- Not possessing auto liability insurance
None of these reasons are valid, of course, and a driver who is identified and arrested will face serious consequences for having left the scene of a serious or fatal accident. It is everyone’s legal and civic responsibility to report an accident to the proper authorities.
Uninsured Motorist Claims
Should the defendant driver not be located or identified, you do have recourse to receive compensation for your injuries through the uninsured motorist (UM) provision of your own auto liability policy. UM coverage is mandatory in Massachusetts, however, only the minimal $20,000 is mandatory.

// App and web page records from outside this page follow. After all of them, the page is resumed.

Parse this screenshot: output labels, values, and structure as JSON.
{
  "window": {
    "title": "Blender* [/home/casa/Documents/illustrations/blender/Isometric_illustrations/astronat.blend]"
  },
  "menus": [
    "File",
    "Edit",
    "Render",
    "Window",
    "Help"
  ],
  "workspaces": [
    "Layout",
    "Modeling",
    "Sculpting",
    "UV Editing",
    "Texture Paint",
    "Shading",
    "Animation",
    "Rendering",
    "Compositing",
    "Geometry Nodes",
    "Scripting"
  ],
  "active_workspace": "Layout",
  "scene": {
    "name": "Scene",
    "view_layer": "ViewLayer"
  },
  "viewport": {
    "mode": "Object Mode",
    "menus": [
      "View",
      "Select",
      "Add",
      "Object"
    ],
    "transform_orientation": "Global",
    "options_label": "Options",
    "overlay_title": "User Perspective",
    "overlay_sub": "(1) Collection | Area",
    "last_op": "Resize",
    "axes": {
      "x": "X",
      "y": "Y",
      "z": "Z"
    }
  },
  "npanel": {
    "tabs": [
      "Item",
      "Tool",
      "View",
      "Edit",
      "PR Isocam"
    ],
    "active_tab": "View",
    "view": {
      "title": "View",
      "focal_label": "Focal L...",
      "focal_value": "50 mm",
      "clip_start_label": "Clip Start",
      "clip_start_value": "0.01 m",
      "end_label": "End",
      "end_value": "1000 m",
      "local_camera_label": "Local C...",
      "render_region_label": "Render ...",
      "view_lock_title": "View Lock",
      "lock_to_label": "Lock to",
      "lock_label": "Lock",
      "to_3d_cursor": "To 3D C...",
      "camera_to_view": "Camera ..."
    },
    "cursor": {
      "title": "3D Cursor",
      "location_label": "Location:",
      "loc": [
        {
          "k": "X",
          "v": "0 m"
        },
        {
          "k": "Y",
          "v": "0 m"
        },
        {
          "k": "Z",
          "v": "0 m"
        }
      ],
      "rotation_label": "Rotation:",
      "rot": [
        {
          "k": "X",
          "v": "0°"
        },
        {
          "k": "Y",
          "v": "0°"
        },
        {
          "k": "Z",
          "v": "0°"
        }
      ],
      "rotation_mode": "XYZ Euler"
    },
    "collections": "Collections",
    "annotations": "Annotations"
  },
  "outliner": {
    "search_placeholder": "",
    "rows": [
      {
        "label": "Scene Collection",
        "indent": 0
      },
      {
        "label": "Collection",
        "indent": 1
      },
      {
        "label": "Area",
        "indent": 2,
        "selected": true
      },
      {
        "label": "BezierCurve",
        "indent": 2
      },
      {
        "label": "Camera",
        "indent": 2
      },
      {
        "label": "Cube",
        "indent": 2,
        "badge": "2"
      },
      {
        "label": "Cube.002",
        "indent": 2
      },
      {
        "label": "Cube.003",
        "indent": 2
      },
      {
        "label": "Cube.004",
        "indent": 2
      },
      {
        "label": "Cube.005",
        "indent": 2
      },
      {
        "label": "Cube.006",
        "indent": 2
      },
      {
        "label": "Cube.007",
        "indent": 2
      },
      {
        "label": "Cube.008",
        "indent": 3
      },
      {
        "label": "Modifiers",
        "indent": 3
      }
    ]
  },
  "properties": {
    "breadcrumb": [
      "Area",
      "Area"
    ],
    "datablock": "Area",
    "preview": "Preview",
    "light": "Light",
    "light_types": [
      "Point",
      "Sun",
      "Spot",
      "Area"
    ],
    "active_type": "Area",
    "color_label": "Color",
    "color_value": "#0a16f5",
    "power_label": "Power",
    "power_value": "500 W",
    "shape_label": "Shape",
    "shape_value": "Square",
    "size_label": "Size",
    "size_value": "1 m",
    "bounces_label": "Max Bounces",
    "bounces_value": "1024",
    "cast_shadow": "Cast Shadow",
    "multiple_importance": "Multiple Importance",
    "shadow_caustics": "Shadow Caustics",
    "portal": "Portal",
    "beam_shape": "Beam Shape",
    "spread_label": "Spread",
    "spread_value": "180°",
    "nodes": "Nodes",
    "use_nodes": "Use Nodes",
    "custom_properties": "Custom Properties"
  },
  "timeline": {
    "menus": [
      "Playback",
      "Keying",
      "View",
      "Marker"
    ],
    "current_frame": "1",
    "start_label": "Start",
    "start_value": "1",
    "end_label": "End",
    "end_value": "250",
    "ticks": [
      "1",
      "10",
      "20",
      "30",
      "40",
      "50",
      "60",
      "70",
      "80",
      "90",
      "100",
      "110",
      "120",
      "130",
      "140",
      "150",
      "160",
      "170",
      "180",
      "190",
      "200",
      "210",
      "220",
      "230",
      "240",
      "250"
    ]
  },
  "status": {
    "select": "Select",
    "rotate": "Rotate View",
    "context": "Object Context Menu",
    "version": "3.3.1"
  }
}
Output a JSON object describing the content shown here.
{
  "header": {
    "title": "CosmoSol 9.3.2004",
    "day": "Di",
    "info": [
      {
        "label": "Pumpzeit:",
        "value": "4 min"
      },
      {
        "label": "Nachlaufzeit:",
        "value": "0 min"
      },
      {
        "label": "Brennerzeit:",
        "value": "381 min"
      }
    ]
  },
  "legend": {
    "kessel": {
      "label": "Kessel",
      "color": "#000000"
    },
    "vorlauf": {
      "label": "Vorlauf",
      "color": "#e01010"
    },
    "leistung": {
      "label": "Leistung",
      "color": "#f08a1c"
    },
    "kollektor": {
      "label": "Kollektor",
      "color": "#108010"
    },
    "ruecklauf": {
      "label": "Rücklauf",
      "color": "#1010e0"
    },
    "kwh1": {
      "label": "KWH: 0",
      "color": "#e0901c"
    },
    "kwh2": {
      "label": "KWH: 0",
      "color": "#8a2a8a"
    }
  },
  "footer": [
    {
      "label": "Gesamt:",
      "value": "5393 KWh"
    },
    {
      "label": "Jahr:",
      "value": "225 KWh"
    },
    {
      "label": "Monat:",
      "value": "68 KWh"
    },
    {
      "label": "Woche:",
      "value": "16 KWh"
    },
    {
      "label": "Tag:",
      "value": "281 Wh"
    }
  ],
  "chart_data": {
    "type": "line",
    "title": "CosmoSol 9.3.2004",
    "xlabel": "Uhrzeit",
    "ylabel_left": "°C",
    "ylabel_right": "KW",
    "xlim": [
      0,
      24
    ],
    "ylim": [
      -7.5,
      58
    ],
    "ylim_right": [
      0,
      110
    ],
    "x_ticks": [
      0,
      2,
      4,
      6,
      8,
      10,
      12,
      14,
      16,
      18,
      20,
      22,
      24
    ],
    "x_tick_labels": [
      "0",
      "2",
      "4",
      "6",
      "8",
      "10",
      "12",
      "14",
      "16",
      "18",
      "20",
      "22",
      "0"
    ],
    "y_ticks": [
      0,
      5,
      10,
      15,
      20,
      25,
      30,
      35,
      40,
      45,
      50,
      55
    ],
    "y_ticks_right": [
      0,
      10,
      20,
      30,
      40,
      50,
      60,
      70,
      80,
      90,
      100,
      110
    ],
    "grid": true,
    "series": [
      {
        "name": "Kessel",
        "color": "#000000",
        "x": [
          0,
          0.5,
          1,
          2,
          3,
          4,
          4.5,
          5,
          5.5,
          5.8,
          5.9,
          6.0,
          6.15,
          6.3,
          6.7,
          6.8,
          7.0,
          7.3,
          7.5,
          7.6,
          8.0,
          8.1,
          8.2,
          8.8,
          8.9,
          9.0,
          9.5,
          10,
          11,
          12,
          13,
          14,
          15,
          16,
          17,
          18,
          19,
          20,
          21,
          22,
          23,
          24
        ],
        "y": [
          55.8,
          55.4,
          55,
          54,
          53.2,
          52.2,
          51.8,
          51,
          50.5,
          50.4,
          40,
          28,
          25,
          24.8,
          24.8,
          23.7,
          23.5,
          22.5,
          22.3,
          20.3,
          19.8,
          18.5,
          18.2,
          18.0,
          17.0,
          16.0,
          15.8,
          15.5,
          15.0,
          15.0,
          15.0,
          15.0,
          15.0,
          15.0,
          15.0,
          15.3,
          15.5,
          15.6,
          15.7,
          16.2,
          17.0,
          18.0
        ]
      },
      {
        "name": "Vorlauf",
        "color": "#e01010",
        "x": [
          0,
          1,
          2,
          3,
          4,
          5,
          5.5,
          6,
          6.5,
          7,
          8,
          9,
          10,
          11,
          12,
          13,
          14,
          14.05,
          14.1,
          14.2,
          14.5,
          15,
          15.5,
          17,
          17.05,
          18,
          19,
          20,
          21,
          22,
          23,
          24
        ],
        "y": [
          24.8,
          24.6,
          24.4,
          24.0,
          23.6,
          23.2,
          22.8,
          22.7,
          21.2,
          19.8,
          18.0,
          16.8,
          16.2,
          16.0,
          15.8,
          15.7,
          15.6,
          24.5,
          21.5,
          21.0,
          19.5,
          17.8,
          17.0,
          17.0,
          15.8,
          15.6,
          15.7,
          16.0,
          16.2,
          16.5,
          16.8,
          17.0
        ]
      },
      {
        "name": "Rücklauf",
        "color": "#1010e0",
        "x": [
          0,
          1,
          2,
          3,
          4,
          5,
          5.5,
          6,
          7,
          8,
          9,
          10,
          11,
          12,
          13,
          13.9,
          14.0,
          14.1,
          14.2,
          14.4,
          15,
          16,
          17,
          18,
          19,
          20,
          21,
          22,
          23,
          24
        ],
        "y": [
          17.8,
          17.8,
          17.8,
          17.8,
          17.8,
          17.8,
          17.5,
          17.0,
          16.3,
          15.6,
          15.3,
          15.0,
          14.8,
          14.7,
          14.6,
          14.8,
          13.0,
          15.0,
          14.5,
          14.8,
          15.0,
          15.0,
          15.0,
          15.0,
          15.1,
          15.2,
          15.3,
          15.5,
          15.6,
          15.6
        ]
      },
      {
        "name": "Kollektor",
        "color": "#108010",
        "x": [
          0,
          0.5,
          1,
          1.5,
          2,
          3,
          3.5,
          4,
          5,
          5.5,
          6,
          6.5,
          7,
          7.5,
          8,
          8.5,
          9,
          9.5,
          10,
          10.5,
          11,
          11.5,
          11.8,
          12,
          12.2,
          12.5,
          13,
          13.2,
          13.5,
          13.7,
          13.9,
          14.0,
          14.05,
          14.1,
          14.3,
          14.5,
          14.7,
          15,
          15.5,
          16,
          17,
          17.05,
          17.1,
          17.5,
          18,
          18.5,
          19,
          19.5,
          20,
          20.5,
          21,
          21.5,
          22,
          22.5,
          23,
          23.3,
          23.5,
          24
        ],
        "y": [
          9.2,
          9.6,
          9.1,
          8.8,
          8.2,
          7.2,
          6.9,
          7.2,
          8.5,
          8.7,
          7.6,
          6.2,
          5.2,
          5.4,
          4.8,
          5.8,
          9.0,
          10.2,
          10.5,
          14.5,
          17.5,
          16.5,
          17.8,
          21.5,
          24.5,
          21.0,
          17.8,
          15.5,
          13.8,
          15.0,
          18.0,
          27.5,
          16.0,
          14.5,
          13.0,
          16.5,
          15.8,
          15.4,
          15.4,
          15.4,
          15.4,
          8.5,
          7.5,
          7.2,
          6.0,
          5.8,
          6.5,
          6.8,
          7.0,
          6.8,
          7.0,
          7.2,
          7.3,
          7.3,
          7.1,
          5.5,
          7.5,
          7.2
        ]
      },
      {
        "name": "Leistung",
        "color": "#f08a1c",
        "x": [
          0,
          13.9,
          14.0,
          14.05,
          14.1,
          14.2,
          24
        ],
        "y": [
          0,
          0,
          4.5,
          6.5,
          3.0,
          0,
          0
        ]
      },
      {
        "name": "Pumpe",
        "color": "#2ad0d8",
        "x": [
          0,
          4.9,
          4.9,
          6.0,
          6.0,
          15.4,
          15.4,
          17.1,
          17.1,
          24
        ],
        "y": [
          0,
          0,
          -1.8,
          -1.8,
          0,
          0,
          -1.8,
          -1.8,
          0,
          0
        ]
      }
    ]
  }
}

A UM claim proceeds like a routine third party claim that would be brought against the defendant’s insurer except that the adversary is your own insurer. You also must prove that the accident was caused by the negligence of the unidentified driver, regardless of whether that person fled the scene. Your own version of events is usually the only eyewitness account that is available, but the location of the property damage on your auto, the extent of the damage, and any other available facts in conjunction with the assumption that a driver fled because of knowledge of his own liability can convince an insurer that you were not at fault. Regardless, your insurance company will not be on your side – you need an effective advocate!
The other difference between a UM claim and one against a third party who caused the accident is that it is ultimately resolved, if not settled, by binding arbitration instead of a court or jury trial.
Damages in Uninsured Motorist Claims
Your damages are limited to the extent of your UM coverage. If you have liability coverage of $100,000, then this will generally be your UM coverage as well. Unfortunately, if you have the minimal $20,000 U coverage, you are limited to that.
Your auto accident attorney will need to obtain medical records, employment or school records, medical reports, and reports and records from other experts such as vocational or rehabilitation professionals in order to properly present your damages.
Damages may include:
- Past and future medical expenses
- Past and future income loss
- Disfigurement or permanent scarring
- Permanent disability
- Emotional distress
- Diminished earning capacity
- Diminished quality of life
- Spousal claim for loss of consortium
Retain the Law Office of Burns and Jain
A car accident attorney from Burns and Jain has decades of experience in handling car accident injuries including uninsured motorist claims and can advise you on liability and coverage issues. Call our office today at (617) 227-7423 for a free consultation about your injury claim.